(Page and application data records)
***
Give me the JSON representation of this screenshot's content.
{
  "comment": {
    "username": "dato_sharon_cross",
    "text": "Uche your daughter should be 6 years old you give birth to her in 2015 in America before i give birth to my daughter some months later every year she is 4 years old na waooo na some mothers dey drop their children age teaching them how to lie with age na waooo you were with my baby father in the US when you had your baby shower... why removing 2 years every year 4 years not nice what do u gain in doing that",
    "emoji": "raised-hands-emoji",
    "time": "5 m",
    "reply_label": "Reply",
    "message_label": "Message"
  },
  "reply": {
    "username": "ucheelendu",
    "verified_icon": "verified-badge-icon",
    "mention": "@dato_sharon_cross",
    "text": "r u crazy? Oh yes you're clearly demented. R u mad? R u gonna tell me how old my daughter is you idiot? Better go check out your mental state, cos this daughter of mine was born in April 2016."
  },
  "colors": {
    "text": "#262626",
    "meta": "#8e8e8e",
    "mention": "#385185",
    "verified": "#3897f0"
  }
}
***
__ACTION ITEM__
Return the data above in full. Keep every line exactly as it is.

__REPLY TO THE EXERCISE__
Give me the JSON representation of this screenshot's content.
{
  "comment": {
    "username": "dato_sharon_cross",
    "text": "Uche your daughter should be 6 years old you give birth to her in 2015 in America before i give birth to my daughter some months later every year she is 4 years old na waooo na some mothers dey drop their children age teaching them how to lie with age na waooo you were with my baby father in the US when you had your baby shower... why removing 2 years every year 4 years not nice what do u gain in doing that",
    "emoji": "raised-hands-emoji",
    "time": "5 m",
    "reply_label": "Reply",
    "message_label": "Message"
  },
  "reply": {
    "username": "ucheelendu",
    "verified_icon": "verified-badge-icon",
    "mention": "@dato_sharon_cross",
    "text": "r u crazy? Oh yes you're clearly demented. R u mad? R u gonna tell me how old my daughter is you idiot? Better go check out your mental state, cos this daughter of mine was born in April 2016."
  },
  "colors": {
    "text": "#262626",
    "meta": "#8e8e8e",
    "mention": "#385185",
    "verified": "#3897f0"
  }
}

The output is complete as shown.